#### Problem to work on:
The whole listing should be retyped word for word, apart from the pictures it holds.

#### Data listing:
[Start of section]

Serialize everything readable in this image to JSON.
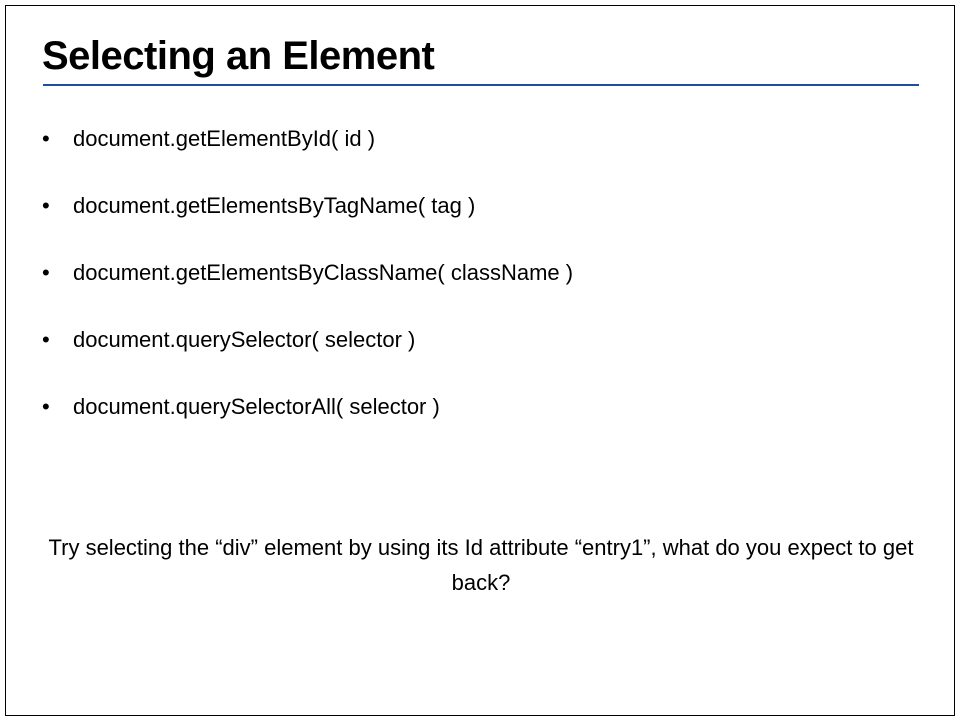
{
  "slide": {
    "title": "Selecting an Element",
    "accent_color": "#1f4e9c",
    "bullet_glyph": "•",
    "bullets": [
      "document.getElementById( id )",
      "document.getElementsByTagName( tag )",
      "document.getElementsByClassName( className )",
      "document.querySelector( selector )",
      "document.querySelectorAll( selector )"
    ],
    "prompt": "Try selecting the “div” element by using its Id attribute “entry1”, what do you expect to get back?"
  }
}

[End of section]

#### Output of the exercise:
Serialize everything readable in this image to JSON.
{
  "slide": {
    "title": "Selecting an Element",
    "accent_color": "#1f4e9c",
    "bullet_glyph": "•",
    "bullets": [
      "document.getElementById( id )",
      "document.getElementsByTagName( tag )",
      "document.getElementsByClassName( className )",
      "document.querySelector( selector )",
      "document.querySelectorAll( selector )"
    ],
    "prompt": "Try selecting the “div” element by using its Id attribute “entry1”, what do you expect to get back?"
  }
}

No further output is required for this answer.